I love going to local markets while traveling and Riga has the *largest market in all of Europe*, in five German Zeppelin hangars from WWI, at that. I didn’t buy any groceries but I did enjoy watching old men pick up pieces of sauerkraut from the piles above with their fingers to sample them. At one of the “bars” within the market, I tried the popular Slavic/Baltic soda Kvass which they poured into a soda bottle from a keg. I could not have more than a few sips because it was just…not for me. Now I know it’s because it’s made from rye, a taste I do not enjoy, but my dad would probably love this soda. The market was sprawling for sure and there was a lot to see. I did wonder why it seemed like you had to go back outside to enter the next airplane hangar until I walked into the fish market and realized it needed to be cut off from the rest of the market because it smelled like what I’d imagine the inside of a whale’s intestines smells like.
For lunch at the market, the website that I used to work for recommended dumplings at Pelmenu Sturitis, a family-run stand along the sides of the fruit & veggie section. Per the recommendation of the cashier, I ordered both pork and potato dumplings. Above are the potato dumplings with four dollops of Daisy or whatever sour cream they use in Latvia and tons of dill. I regret not taking a photo of the pretty salmon-colored pork dumplings (and I’m fully aware of how silly my regret sounds.) While I love solo traveling, I did wish that I had a friend with me so that I could try more dumpling varieties at this place without feeling guilty about wasting food.
Just the windows of this traditional bakery showcasing their beautiful pastries are worth a peek, but def duck inside and taste them. I became obsessed with the hačapuri myself, which I just got really excited about because when I googled the word to try to figure out how to make that special C, it brought up khachapuri, which is the Georgian cheesebread I just mentioned a few blurbs above. HOW DID I NOT REALIZE this was why I loved this pastry so much?! Also who wants to get Georgian food with me in NYC or go to Georgia with me because this is clearly happening someday?
Before I realized how many awesome restaurants were available to me in Riga, I’d purchased a food tour.

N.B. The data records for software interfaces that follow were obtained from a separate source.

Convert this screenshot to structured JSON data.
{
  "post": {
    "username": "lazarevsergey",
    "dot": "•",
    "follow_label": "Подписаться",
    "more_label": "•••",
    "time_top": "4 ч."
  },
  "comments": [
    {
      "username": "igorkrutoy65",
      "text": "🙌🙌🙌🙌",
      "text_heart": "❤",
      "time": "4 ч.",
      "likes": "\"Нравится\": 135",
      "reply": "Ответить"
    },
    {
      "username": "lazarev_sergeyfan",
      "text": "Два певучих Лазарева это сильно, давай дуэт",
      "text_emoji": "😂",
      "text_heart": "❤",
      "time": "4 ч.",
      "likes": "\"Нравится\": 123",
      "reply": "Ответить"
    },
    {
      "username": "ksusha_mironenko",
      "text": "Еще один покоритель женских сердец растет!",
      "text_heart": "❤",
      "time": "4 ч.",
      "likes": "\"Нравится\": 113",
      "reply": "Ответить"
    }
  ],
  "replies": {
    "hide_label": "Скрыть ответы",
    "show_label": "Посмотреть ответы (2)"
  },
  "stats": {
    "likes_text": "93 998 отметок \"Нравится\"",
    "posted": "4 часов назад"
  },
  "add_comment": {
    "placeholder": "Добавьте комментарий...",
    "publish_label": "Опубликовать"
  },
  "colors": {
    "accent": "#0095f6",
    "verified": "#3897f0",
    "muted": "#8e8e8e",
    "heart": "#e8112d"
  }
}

While I love food tours, this one was about 3x as much as it should have been and one of the places was the guide’s own restaurant which while good, wouldn’t normally be on the circuit. BUT one of the places we went was Bezē, a bakery with the popular Latvian treat, honey cake. I’d also tried this dish in Prague in 2017 so it wasn’t totally new to me. It’s unique, creamy, delish, and so sweet that half a slice is sufficient and though the ingredients are simple, I’ll never make it because I don’t have the patience to make layers.
This is a bonus, because I didn’t eat there, but on the tour, I was taken to Labietis Brewery. If I’d had an additional night in Riga, I might have tried to hang out at the brewery to meet some people or—worst-case scenario—to finish my book while getting a buzz. It’s definitely a cool environment and could be in Brooklyn (the ultimate compliment coming from me), and you can see the way the sausage is made behind the glass, where yes, every brewer had a long beard. I love this line from their website: “All the available beers have not been moved more than 30m from grain to glass.” Talk about local.
Additional White Guide Restaurants
At the time of publishing, here’s what else is up in Riga: 3 Pavaru, Biblioteka No. 1, COD Robata Grill Bar, Entresol, Ferma, Gastrologik, Kolonade (above), Le Dome, Per Sé (as far as I can tell unaffiliated with NYC’s), Riits, Riviera, Speceriet, Valmiermuiža’s Beer Kitchen, Valtera, Vina Studija, and Vincents. For the most recent updates to the White Guide, visit this site.